ANNE KATES SMITH: Employers will probably feel--
ELIZABETH FARNSWORTH: They want it to affect it, right? Isn't that part of Greenspan's point, so that there won't be wage pressures?
ANNE KATES SMITH: Yes. And there will be less pressure on your boss to give you a raise. This is not a great time to go ask for a raise, I imagine.
ELIZABETH FARNSWORTH: So maybe put that off. Will it affect people's savings?
ANNE KATES SMITH: Not very much, because savings rates don't follow increases in loan rates as quickly. You're not going to see your CD rate go up. You're not going to see your money market rate go up very much, if at all. So it shouldn't really affect your savings plan.
ELIZABETH FARNSWORTH: And if savings are in the stock market, is it likely to change? Are they--is that likely to have any movement?

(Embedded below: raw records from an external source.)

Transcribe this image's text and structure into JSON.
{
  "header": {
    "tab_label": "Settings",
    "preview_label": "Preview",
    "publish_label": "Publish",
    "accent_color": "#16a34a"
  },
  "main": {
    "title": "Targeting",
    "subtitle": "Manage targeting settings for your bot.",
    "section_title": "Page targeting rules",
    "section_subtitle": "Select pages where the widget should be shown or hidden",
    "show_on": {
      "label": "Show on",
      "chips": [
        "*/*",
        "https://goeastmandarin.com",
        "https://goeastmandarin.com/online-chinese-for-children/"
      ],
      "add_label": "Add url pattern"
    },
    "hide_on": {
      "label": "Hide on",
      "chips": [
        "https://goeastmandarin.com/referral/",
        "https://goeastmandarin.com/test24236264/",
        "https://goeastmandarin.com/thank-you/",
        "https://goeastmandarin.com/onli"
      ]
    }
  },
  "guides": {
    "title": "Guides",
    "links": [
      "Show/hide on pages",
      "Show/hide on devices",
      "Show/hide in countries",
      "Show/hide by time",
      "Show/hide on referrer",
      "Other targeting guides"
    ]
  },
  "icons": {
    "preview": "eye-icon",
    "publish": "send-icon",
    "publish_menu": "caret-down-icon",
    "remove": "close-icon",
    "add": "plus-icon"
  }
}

ANNE KATES SMITH: That's the million dollar question. And we don't know the answer to that. Interest rate hikes have been disastrous for some past markets, especially markets that are very highly priced like this one is by many measures. A 1/4 point rate hike is not enough to shift the balance. Nobody I'm talking to expects the stock market crash. Again, the market is a psychological thing, as much as anything else. And people will look forward to the next rate increase, and that could have an impact.
ELIZABETH FARNSWORTH: You expect there will be another increase in May or June.
ANNE KATES SMITH: I talked to people who expect another 1/4 point in May.
ELIZABETH FARNSWORTH: Well, Anne Kates Smith, thanks for being with us.
ANNE KATES SMITH: Thank you.
JIM LEHRER: Still to come on the NewsHour tonight Congress and campaign money and some thoughts about the Bush jump.